• Work task
Each entry that follows should be retyped exactly.

···

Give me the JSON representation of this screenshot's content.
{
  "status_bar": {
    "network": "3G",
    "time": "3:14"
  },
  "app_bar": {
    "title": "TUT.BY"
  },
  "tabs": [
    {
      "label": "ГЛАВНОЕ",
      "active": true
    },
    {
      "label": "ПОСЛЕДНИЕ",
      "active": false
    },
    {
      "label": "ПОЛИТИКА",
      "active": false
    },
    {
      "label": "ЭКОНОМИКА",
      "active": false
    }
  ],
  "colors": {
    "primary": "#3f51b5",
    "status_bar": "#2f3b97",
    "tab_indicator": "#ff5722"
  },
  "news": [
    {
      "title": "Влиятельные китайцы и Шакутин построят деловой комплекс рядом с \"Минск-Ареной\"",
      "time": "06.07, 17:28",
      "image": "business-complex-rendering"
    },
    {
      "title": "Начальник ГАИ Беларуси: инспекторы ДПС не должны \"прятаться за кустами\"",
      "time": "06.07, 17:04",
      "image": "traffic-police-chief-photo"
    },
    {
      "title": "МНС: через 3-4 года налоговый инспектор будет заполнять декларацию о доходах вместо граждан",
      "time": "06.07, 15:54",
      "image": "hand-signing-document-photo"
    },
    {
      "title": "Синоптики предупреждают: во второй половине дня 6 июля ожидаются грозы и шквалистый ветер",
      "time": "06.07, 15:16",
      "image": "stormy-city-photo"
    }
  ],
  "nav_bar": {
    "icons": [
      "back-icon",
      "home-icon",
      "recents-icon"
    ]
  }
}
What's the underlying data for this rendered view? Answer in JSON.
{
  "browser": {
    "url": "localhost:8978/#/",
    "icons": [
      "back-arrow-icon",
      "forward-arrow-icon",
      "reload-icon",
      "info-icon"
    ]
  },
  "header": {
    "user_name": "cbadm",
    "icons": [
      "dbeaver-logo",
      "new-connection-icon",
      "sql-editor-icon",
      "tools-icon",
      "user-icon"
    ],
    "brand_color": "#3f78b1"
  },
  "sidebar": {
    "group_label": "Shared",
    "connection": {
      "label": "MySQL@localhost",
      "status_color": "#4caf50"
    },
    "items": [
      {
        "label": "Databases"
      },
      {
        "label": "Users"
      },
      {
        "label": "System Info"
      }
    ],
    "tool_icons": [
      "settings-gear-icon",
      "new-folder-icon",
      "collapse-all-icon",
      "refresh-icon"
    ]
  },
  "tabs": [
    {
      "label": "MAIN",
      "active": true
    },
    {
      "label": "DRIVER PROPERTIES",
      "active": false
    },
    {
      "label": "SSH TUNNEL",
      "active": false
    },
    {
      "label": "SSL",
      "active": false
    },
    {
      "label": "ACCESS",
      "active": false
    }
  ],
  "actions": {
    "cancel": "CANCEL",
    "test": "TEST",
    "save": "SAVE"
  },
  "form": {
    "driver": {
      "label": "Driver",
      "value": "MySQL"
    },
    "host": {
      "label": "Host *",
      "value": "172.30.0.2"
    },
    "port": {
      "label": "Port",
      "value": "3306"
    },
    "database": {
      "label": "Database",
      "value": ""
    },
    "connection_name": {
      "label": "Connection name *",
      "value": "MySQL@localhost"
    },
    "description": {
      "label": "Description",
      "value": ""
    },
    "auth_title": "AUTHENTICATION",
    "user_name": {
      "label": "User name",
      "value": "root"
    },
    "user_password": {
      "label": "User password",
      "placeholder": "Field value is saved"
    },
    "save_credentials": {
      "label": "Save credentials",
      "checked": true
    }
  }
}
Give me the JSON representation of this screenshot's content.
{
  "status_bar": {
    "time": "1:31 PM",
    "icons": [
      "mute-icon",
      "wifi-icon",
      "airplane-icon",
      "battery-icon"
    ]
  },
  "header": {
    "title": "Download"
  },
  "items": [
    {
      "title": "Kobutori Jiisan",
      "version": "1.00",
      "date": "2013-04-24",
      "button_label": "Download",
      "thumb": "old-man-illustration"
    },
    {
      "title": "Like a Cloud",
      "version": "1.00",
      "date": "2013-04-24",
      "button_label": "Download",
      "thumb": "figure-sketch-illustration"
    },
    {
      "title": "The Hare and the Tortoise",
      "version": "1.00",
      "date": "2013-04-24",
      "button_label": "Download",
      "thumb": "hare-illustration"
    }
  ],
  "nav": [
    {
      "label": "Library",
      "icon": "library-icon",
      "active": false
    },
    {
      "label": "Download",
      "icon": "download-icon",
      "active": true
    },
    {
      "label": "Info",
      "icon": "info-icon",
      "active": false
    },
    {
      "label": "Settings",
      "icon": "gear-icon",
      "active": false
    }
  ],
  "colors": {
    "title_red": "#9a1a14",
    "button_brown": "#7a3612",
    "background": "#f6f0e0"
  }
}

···

• Reply to the task
Give me the JSON representation of this screenshot's content.
{
  "status_bar": {
    "network": "3G",
    "time": "3:14"
  },
  "app_bar": {
    "title": "TUT.BY"
  },
  "tabs": [
    {
      "label": "ГЛАВНОЕ",
      "active": true
    },
    {
      "label": "ПОСЛЕДНИЕ",
      "active": false
    },
    {
      "label": "ПОЛИТИКА",
      "active": false
    },
    {
      "label": "ЭКОНОМИКА",
      "active": false
    }
  ],
  "colors": {
    "primary": "#3f51b5",
    "status_bar": "#2f3b97",
    "tab_indicator": "#ff5722"
  },
  "news": [
    {
      "title": "Влиятельные китайцы и Шакутин построят деловой комплекс рядом с \"Минск-Ареной\"",
      "time": "06.07, 17:28",
      "image": "business-complex-rendering"
    },
    {
      "title": "Начальник ГАИ Беларуси: инспекторы ДПС не должны \"прятаться за кустами\"",
      "time": "06.07, 17:04",
      "image": "traffic-police-chief-photo"
    },
    {
      "title": "МНС: через 3-4 года налоговый инспектор будет заполнять декларацию о доходах вместо граждан",
      "time": "06.07, 15:54",
      "image": "hand-signing-document-photo"
    },
    {
      "title": "Синоптики предупреждают: во второй половине дня 6 июля ожидаются грозы и шквалистый ветер",
      "time": "06.07, 15:16",
      "image": "stormy-city-photo"
    }
  ],
  "nav_bar": {
    "icons": [
      "back-icon",
      "home-icon",
      "recents-icon"
    ]
  }
}
What's the underlying data for this rendered view? Answer in JSON.
{
  "browser": {
    "url": "localhost:8978/#/",
    "icons": [
      "back-arrow-icon",
      "forward-arrow-icon",
      "reload-icon",
      "info-icon"
    ]
  },
  "header": {
    "user_name": "cbadm",
    "icons": [
      "dbeaver-logo",
      "new-connection-icon",
      "sql-editor-icon",
      "tools-icon",
      "user-icon"
    ],
    "brand_color": "#3f78b1"
  },
  "sidebar": {
    "group_label": "Shared",
    "connection": {
      "label": "MySQL@localhost",
      "status_color": "#4caf50"
    },
    "items": [
      {
        "label": "Databases"
      },
      {
        "label": "Users"
      },
      {
        "label": "System Info"
      }
    ],
    "tool_icons": [
      "settings-gear-icon",
      "new-folder-icon",
      "collapse-all-icon",
      "refresh-icon"
    ]
  },
  "tabs": [
    {
      "label": "MAIN",
      "active": true
    },
    {
      "label": "DRIVER PROPERTIES",
      "active": false
    },
    {
      "label": "SSH TUNNEL",
      "active": false
    },
    {
      "label": "SSL",
      "active": false
    },
    {
      "label": "ACCESS",
      "active": false
    }
  ],
  "actions": {
    "cancel": "CANCEL",
    "test": "TEST",
    "save": "SAVE"
  },
  "form": {
    "driver": {
      "label": "Driver",
      "value": "MySQL"
    },
    "host": {
      "label": "Host *",
      "value": "172.30.0.2"
    },
    "port": {
      "label": "Port",
      "value": "3306"
    },
    "database": {
      "label": "Database",
      "value": ""
    },
    "connection_name": {
      "label": "Connection name *",
      "value": "MySQL@localhost"
    },
    "description": {
      "label": "Description",
      "value": ""
    },
    "auth_title": "AUTHENTICATION",
    "user_name": {
      "label": "User name",
      "value": "root"
    },
    "user_password": {
      "label": "User password",
      "placeholder": "Field value is saved"
    },
    "save_credentials": {
      "label": "Save credentials",
      "checked": true
    }
  }
}
Give me the JSON representation of this screenshot's content.
{
  "status_bar": {
    "time": "1:31 PM",
    "icons": [
      "mute-icon",
      "wifi-icon",
      "airplane-icon",
      "battery-icon"
    ]
  },
  "header": {
    "title": "Download"
  },
  "items": [
    {
      "title": "Kobutori Jiisan",
      "version": "1.00",
      "date": "2013-04-24",
      "button_label": "Download",
      "thumb": "old-man-illustration"
    },
    {
      "title": "Like a Cloud",
      "version": "1.00",
      "date": "2013-04-24",
      "button_label": "Download",
      "thumb": "figure-sketch-illustration"
    },
    {
      "title": "The Hare and the Tortoise",
      "version": "1.00",
      "date": "2013-04-24",
      "button_label": "Download",
      "thumb": "hare-illustration"
    }
  ],
  "nav": [
    {
      "label": "Library",
      "icon": "library-icon",
      "active": false
    },
    {
      "label": "Download",
      "icon": "download-icon",
      "active": true
    },
    {
      "label": "Info",
      "icon": "info-icon",
      "active": false
    },
    {
      "label": "Settings",
      "icon": "gear-icon",
      "active": false
    }
  ],
  "colors": {
    "title_red": "#9a1a14",
    "button_brown": "#7a3612",
    "background": "#f6f0e0"
  }
}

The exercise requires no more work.